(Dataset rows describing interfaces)
● ● ● ● ● ● ●

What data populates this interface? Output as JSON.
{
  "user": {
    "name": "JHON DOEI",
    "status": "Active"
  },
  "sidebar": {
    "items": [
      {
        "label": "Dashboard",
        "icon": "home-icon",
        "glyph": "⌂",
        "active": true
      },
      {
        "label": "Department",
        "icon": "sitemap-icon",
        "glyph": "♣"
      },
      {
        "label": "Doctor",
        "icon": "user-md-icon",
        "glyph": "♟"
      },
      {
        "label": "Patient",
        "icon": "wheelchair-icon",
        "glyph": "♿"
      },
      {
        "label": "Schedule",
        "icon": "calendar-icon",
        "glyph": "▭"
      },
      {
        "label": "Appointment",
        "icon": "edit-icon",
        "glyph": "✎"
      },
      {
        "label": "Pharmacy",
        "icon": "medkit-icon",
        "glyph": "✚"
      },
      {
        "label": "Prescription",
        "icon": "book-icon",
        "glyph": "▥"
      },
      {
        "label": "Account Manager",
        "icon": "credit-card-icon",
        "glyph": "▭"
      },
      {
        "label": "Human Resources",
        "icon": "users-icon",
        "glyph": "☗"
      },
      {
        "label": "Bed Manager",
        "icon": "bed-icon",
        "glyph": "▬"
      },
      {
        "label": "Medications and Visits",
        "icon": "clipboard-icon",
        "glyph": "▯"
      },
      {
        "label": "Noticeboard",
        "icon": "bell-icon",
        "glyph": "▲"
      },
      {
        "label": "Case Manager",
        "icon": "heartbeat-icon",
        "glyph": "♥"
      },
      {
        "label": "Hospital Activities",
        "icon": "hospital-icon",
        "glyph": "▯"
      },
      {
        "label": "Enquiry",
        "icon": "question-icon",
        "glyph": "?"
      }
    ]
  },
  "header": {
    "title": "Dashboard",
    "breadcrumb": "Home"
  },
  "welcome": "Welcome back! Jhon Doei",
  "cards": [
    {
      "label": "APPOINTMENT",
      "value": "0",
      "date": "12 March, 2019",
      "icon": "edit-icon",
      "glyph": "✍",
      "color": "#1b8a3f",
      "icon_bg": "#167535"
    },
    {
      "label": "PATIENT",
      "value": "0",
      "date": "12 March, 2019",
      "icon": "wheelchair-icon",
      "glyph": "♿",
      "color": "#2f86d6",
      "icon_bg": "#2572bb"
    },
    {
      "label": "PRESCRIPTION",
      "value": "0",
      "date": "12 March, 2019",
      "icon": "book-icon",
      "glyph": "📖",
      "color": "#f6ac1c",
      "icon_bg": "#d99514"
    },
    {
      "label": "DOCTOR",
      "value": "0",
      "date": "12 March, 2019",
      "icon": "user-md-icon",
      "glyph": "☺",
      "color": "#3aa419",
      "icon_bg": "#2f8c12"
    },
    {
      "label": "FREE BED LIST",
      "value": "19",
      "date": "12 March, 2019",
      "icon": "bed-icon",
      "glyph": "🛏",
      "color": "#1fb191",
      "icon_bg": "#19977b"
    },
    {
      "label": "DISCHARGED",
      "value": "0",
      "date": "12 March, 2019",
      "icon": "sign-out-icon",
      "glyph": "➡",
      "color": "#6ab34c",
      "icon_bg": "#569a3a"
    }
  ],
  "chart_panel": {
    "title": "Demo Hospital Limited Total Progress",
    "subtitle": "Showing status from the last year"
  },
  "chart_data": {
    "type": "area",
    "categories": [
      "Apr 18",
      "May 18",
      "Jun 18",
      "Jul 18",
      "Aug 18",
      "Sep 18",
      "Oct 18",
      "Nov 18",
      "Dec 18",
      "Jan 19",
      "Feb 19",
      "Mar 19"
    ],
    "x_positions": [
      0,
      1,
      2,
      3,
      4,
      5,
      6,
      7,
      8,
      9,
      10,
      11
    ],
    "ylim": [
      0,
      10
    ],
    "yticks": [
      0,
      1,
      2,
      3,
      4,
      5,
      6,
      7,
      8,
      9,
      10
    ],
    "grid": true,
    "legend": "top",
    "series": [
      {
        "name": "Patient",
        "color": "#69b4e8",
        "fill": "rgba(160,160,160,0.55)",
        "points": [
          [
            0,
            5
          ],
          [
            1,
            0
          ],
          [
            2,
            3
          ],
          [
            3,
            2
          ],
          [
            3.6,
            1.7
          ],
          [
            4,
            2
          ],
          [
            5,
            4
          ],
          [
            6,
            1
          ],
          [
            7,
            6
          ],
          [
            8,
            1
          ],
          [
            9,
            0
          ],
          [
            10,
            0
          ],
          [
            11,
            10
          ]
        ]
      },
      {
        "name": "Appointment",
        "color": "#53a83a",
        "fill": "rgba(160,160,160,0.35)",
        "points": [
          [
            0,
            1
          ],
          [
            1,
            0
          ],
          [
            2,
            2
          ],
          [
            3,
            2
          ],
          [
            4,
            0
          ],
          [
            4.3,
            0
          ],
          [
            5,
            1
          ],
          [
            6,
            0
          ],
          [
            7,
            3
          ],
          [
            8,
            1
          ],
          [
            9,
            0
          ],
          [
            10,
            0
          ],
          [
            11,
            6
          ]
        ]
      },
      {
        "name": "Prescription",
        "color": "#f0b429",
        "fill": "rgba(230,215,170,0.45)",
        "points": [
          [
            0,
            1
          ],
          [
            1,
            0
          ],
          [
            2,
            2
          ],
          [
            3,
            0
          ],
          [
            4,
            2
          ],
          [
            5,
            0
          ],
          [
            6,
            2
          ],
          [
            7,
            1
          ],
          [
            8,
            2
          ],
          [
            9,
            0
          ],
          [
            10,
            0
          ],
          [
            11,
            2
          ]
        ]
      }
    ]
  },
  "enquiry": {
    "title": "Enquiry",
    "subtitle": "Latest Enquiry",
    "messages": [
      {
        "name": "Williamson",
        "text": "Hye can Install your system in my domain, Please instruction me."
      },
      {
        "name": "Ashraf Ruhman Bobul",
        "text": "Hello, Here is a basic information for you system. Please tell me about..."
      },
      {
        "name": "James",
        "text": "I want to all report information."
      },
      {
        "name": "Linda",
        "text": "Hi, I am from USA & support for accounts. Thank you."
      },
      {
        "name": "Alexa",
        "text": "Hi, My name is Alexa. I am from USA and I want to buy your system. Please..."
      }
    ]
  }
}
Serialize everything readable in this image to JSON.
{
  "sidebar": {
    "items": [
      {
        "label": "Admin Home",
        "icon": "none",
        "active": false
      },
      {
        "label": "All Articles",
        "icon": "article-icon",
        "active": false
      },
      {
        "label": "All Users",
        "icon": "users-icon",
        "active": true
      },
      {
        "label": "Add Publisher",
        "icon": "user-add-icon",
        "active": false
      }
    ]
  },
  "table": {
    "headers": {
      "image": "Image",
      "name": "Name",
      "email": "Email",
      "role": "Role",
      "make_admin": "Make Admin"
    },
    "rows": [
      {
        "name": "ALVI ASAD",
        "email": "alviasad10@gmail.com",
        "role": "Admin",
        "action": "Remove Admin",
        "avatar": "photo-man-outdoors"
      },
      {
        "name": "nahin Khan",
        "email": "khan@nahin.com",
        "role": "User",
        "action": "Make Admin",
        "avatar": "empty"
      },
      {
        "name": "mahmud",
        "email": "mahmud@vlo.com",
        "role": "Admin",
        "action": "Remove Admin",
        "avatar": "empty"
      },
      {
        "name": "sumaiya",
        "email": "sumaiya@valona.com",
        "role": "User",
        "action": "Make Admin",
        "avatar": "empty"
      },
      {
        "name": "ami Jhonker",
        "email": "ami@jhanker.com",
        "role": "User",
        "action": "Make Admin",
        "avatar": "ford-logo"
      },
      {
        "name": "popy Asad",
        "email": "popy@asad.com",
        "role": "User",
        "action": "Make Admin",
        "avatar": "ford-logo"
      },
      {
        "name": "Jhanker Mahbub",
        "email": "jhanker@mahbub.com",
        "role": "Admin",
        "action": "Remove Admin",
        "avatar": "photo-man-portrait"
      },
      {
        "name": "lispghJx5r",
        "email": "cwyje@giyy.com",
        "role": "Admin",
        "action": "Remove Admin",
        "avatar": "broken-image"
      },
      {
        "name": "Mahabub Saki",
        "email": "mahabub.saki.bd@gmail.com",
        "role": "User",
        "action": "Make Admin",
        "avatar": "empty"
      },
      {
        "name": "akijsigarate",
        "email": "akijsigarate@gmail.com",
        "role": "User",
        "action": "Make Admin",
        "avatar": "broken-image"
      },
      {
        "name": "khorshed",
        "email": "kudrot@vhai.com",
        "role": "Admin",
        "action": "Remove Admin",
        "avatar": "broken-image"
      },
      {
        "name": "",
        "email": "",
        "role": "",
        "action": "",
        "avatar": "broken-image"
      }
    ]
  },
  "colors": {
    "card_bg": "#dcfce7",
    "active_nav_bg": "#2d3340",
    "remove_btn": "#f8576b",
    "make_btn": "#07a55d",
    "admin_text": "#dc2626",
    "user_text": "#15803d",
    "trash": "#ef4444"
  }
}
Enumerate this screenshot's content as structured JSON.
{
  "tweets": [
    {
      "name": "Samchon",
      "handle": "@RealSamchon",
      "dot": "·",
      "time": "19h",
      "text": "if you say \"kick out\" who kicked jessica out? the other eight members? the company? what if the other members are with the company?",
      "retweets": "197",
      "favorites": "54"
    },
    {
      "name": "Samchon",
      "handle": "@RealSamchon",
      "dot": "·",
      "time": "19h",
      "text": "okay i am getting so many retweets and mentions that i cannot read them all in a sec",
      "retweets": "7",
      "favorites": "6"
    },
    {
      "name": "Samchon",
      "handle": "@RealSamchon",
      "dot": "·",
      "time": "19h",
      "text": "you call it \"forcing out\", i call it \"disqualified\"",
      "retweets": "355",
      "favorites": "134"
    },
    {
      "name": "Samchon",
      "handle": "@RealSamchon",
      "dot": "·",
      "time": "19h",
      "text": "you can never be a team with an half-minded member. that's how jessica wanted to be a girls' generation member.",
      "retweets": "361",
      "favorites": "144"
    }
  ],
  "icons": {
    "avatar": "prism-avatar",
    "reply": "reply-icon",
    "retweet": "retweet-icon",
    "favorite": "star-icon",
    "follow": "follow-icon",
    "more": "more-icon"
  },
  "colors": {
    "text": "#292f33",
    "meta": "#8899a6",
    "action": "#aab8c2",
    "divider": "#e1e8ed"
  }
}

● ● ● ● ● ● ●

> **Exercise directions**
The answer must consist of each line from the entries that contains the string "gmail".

> **Reply to the task**
        "email": "alviasad10@gmail.com",
        "email": "mahabub.saki.bd@gmail.com",
        "email": "akijsigarate@gmail.com",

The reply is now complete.